In this blog, I will be debunking a few risk myths that are out there. I am sure you will recognize one or more.
Risk management is an analytical exercise where risks are plotted on a probability-impact matrix.
Sadly this is what risk management has become over the past decades. And Boeings disaster with the 737 Max, Wirecard’s embarrassing bankruptcy, Beirout’s tragical explosion, and most recently, the Covid-19 crisis show us that risk management must drastically transform. Risk management was ruled by the slow & one-dimensional logic of analytics and calculations. Anno 2021 most environments benefit from a more modern risk management approach where information and data from models are complemented with the insights from people. Most risks and opportunities are born in the field, not on an Excel sheet. And it are your frontline workers who are your ears and eyes of what happens in these frontlines.
Frontline people have always been relevant in early detection of risks and opportunities. Actively engaging them now, in a world more digital and less co-located, has never been more important.
Failure to detect early signals of uncertainty is costly.
The antidote is engaging and motivating the entire organization to quickly identify risks and opportunities as they surface, giving the organization the ability to make the right decisions at the right place and at the right time. Conversely, organizations that fail to embrace modern risk management will likely be overwhelmed as the pace of change accelerates further.
Risk management must be done by risk managers through risk assessments and -workshops.
What a fairy-tale. Risks don’t rest, and opportunities don’t wait. And so shouldn’t your risk management practices. Risk managers are often men and women in grey suits based from headquarters. The Covid-19 crisis has further increased their distance to the frontlines as most of them work from their home offices. Although they (often) work with (more) sophisticated tools and technology (than Excel), they can’t be expected to be an always-on radar scanning the emergence of risks and opportunities at all levels of the organization.
Right now, we see leaders making all their employees risk-manager. We see them wanting to monitor the actual level of risk and opportunity. Not a static picture of what that looked like during the risk-workshop; that was already outdated the moment they stepped out of the door.
I see many leaders wanting to crowdsource risks and opportunities, as it gives all employee’s the chance to speak up about the uncertainties they see as soon as they emerge. Giving them the ability to share their observations and knowledge through a simple declaration form, will stimulate the sharing of uncertainties, potential issues or simply anomalies seen. When cascaded out to subcontractors, suppliers, and customers: such tool’s potential impact is multiplied. This approach makes organization-wide sharing rewarding, easy and fun. It creates a 24/7 radar capturing every risk and opportunity relevant to your business goals.
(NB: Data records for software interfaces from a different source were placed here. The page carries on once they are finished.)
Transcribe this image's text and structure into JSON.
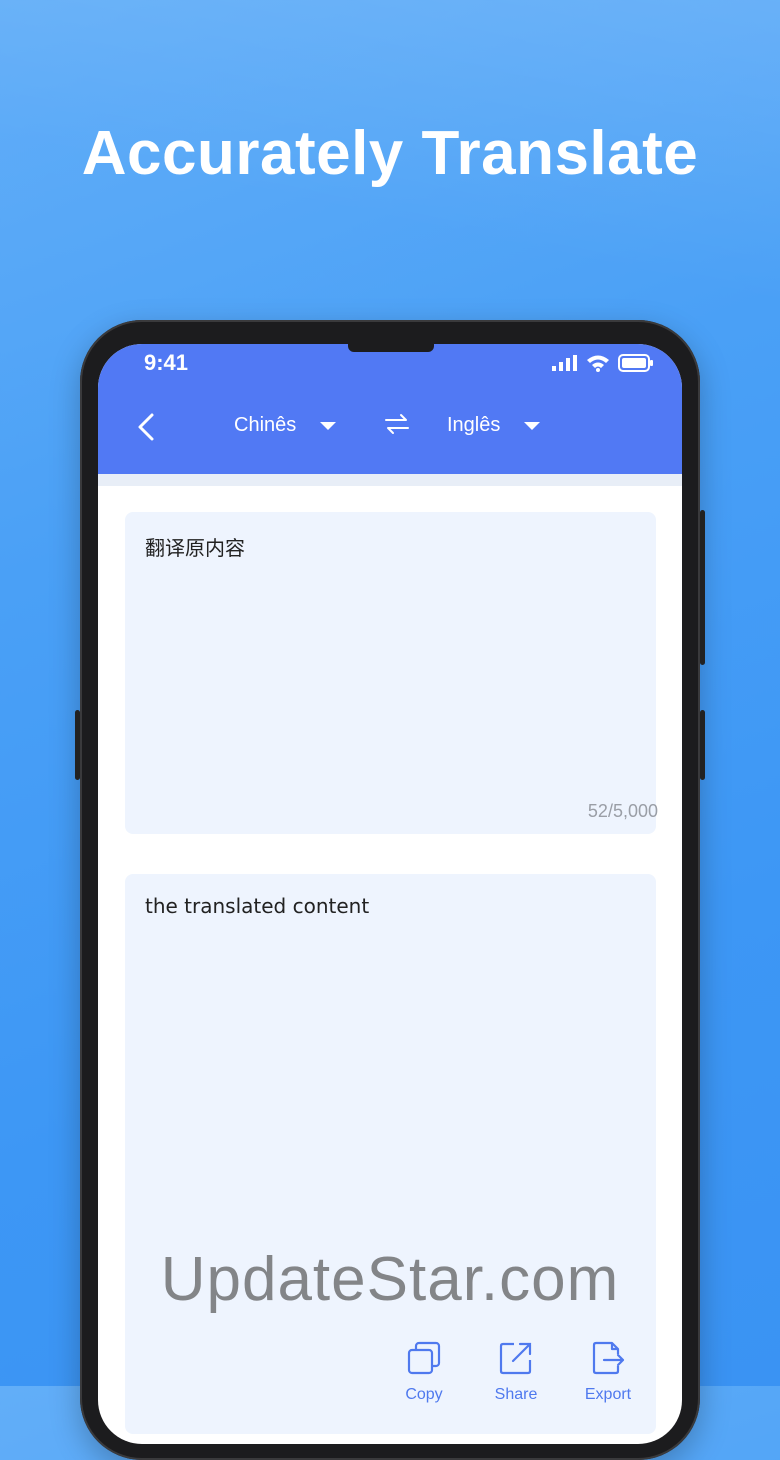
{
  "headline": "Accurately Translate",
  "status_bar": {
    "time": "9:41"
  },
  "app_bar": {
    "source_language": "Chinês",
    "target_language": "Inglês"
  },
  "source_box": {
    "text": "翻译原内容",
    "char_count": "52/5,000"
  },
  "target_box": {
    "text": "the translated content"
  },
  "actions": [
    {
      "label": "Copy",
      "icon": "copy-icon"
    },
    {
      "label": "Share",
      "icon": "share-icon"
    },
    {
      "label": "Export",
      "icon": "export-icon"
    }
  ],
  "watermark": "UpdateStar.com",
  "colors": {
    "accent": "#5179f4",
    "background": "#3d97f5",
    "box": "#eef4fe",
    "action": "#4f79ee"
  }
}
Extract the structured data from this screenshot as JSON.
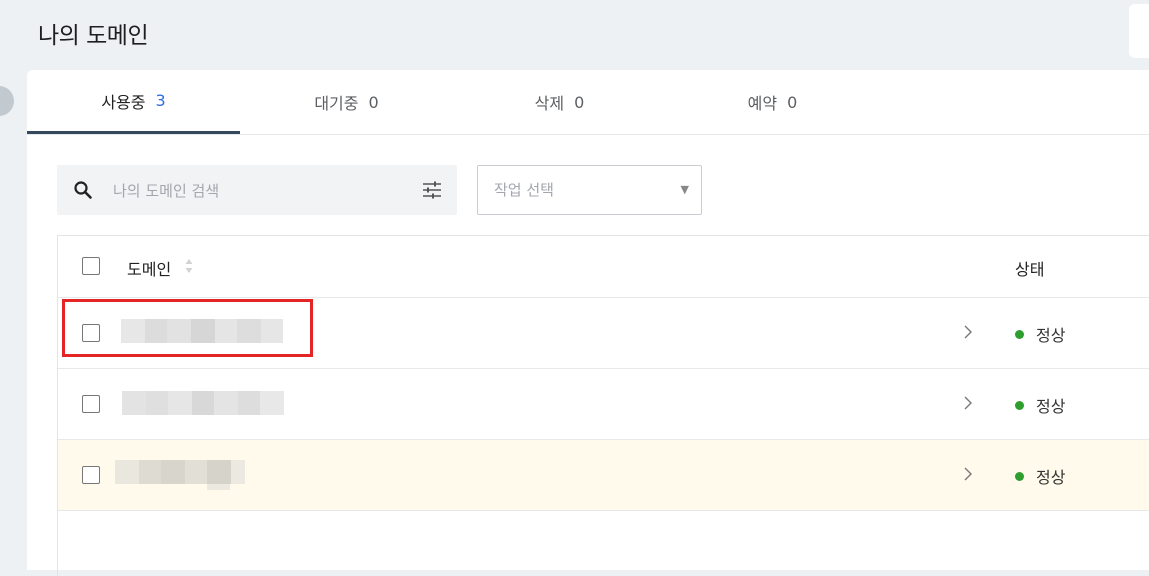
{
  "page": {
    "title": "나의 도메인"
  },
  "tabs": [
    {
      "label": "사용중",
      "count": "3",
      "active": true
    },
    {
      "label": "대기중",
      "count": "0",
      "active": false
    },
    {
      "label": "삭제",
      "count": "0",
      "active": false
    },
    {
      "label": "예약",
      "count": "0",
      "active": false
    }
  ],
  "search": {
    "placeholder": "나의 도메인 검색",
    "value": ""
  },
  "action_select": {
    "selected": "작업 선택"
  },
  "table": {
    "headers": {
      "domain": "도메인",
      "status": "상태"
    },
    "rows": [
      {
        "domain": "",
        "status": "정상",
        "status_color": "#2e9e2e",
        "highlighted": false
      },
      {
        "domain": "",
        "status": "정상",
        "status_color": "#2e9e2e",
        "highlighted": false
      },
      {
        "domain": "",
        "status": "정상",
        "status_color": "#2e9e2e",
        "highlighted": true
      }
    ]
  },
  "colors": {
    "accent": "#2f6fe4",
    "tab_underline": "#34495e",
    "status_ok": "#2e9e2e",
    "annotation_box": "#e32525",
    "row_highlight": "#fffaeb"
  }
}
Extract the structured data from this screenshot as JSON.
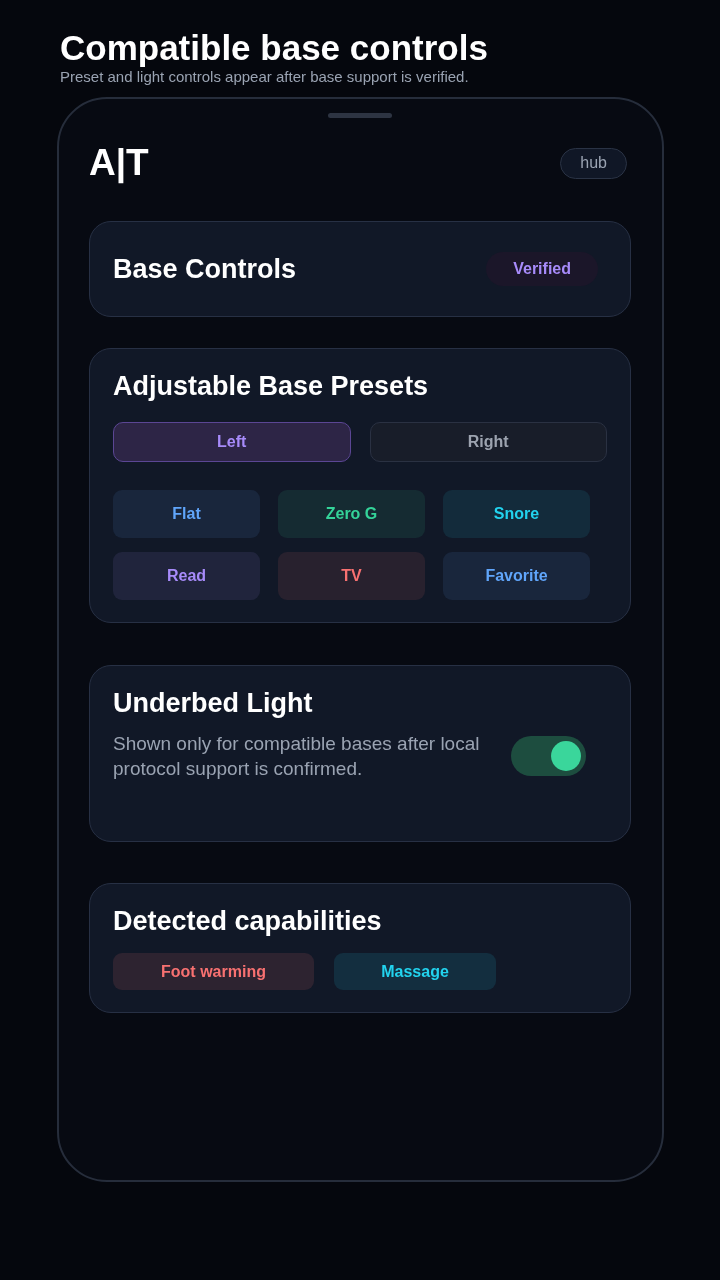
{
  "page": {
    "title": "Compatible base controls",
    "subtitle": "Preset and light controls appear after base support is verified."
  },
  "app": {
    "logo": "A|T",
    "hub_label": "hub"
  },
  "base_controls": {
    "title": "Base Controls",
    "status": "Verified"
  },
  "presets_card": {
    "title": "Adjustable Base Presets",
    "sides": [
      {
        "label": "Left",
        "selected": true
      },
      {
        "label": "Right",
        "selected": false
      }
    ],
    "presets": [
      {
        "label": "Flat",
        "color": "#60a5fa"
      },
      {
        "label": "Zero G",
        "color": "#34d399"
      },
      {
        "label": "Snore",
        "color": "#22d3ee"
      },
      {
        "label": "Read",
        "color": "#a78bfa"
      },
      {
        "label": "TV",
        "color": "#f87171"
      },
      {
        "label": "Favorite",
        "color": "#60a5fa"
      }
    ]
  },
  "light_card": {
    "title": "Underbed Light",
    "description": "Shown only for compatible bases after local protocol support is confirmed.",
    "on": true
  },
  "capabilities_card": {
    "title": "Detected capabilities",
    "items": [
      {
        "label": "Foot warming",
        "color": "#f87171"
      },
      {
        "label": "Massage",
        "color": "#22d3ee"
      }
    ]
  }
}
Having a risk culture means avoiding risks.
The biggest myth of all! Most companies with a risk culture are likely taking more risk than less or prevent them. They are comfortable being uncomfortable and embrace risks. They can do that because of two main reasons. One: they see the threats and chances coming their way rather than being surprised by them. And two: they have more insight in the uncertainties. With that they can respond faster to early and even weak signals that informs them. They don’t need to predict the future; they are creating it.
Leaders who seek breakthrough results must embrace the uncomfortable truth: most risks and opportunities their organization will register in the coming year are already known by somebody in their organization today. Knowing these in their earliest stages gives leaders a head-start in response strategies. As William Gibson wrote:
“The future is already here, it’s just not evenly distributed yet”.
Risk management is so 2019.
Yes risk management as we knew it. The world moved on and so should the discipline of risk management. Most leaders that I speak with recognize that risk management was there to satisfy regulators. And these practices had no value beyond compliance. Now leaders want risk management to focus on better decision-making to get to business success. The purpose of risk management must go beyond just compliance. The ‘why’ of risk management is having people make better decisions and so contribute to business success. Not compliance. That is just a tick in the box on the ‘how’.
To make a real impact, risk management must be integrated with organizational effectiveness, but little has been done so far to connect these two worlds - and this must change.
Risk management in the decade ahead requires a bold, new approach that integrates organizational effectiveness with their human resources. Leaders who wish to create a new level of performance in their organizations need a risk culture that includes all workers in the organization.
Risk management practices must ensure that the right people see risks and opportunities at the right time, enabling teams to act with skill and confidence and extend the boundaries of what is possible in their response strategies. That is how an organization builds resilience and remains relevant in the decade ahead.